The leading theme of the 2019 Summit of the International Society for the Study of Information, held 2–6 June 2019 at the University of California at Berkeley, was the question “Where is the I in AI, and the meaning of Information?” This question addresses one of the central issues not only for scientific research and philosophical reflection, but also for technological, economic and social practice.
There is no doubt that the progress in designing computer based technological devices known as Artificial Intelligence (AI) systems has transformed the life and work of almost the entire human population. Moreover, this transformation continues and accelerates. At the same time, there is no one commonly accepted definition of AI. This is a reflection of the fact that there is no commonly accepted definition of intelligence in general. Moreover, there is no agreement about human intelligence, and psychologists and cognitive scientists frequently opt for multiple intelligences because, in essence, intelligence is a contextual trait. Thus, an important goal of researchers is to more definitely qualify the natural intelligence of people and maybe other living beings, making it possible to understand whether artificial intelligence, i.e., the intelligence of a machine, is the same, and how it is possible to estimate this intelligence.

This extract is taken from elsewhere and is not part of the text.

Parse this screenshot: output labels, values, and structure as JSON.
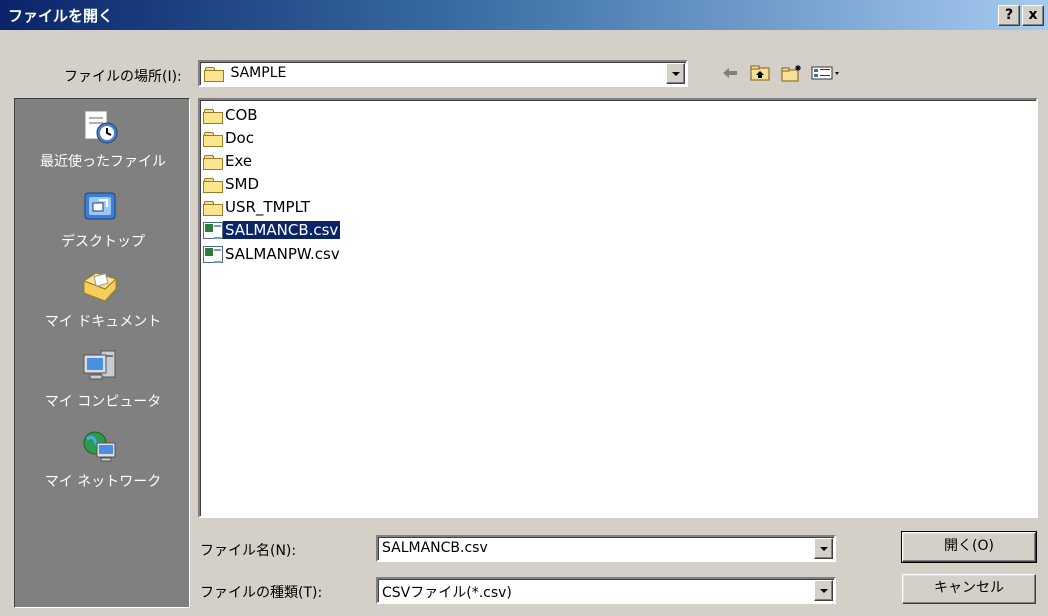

In addition, there are also ethical issues in this area. AI is based on technology, and we can already see the great benefits of accelerating technological transformation, but also some of its negative, destructive or even dangerous consequences. In order to make the best use of already existing technologies and to avoid their negative consequences, as well as to assure the development of AI for good, we have to understand well their mechanisms and their interactions with humanity and natural environment. This is a surprisingly difficult task, especially for the situation when machines will be able to achieve superintelligence, i.e., higher intelligence than the intelligence of people.
The second part of the question, which was the leading theme of the Summit in Berkeley, was about the meaning of information. This reflects the actuality that intelligence is based on information and information processes, while meaning is a pivotal characteristic of information. The current situation is characterized by the common objection to the ascription of intelligence to currently existing technological devices due to the doubt that these artefacts are capable of associating meaning with formally encoded information. Of course, this brings us back to the centuries of philosophical discourse on the mind–body relationship, which is still an open question and an objective of research and philosophical reflection which, in the case of AI, is transformed into the problem of the mind–machine relationship. The contemporary achievements of science, mathematics and philosophy position these problems in the context of the Existential Triad of the world, which consists of three worlds: physical, mental and structural worlds.
New achievements in the research in this area, reflecting different approaches to the described problems, were presented in the talks of the participants of the 2019 Summit, which contained many interesting ideas and appealing results.
The 2019 Summit was organized as an assembly of parallel conferences and workshops, which included on-site and off-site presentations. In this issue, we publish selected proceedings of the talks delivered at the following conferences:
Conference Morphological, Natural, Analog and Other Unconventional Forms of Computing for Cognition and Intelligence (MORCOM) organized by Gordana Dodig-Crnkovic and Marcin J. Schroeder
The Fourth International Conference on Philosophy of Information (POI) organized by Joseph Brenner and Kun Wu
Conference Theoretical Information Studies (TIS) organized by Mark Burgin
Workshop on Habits and Rituals (HAR) organized by Raffaela Giovagnoli and Gianfranco Basti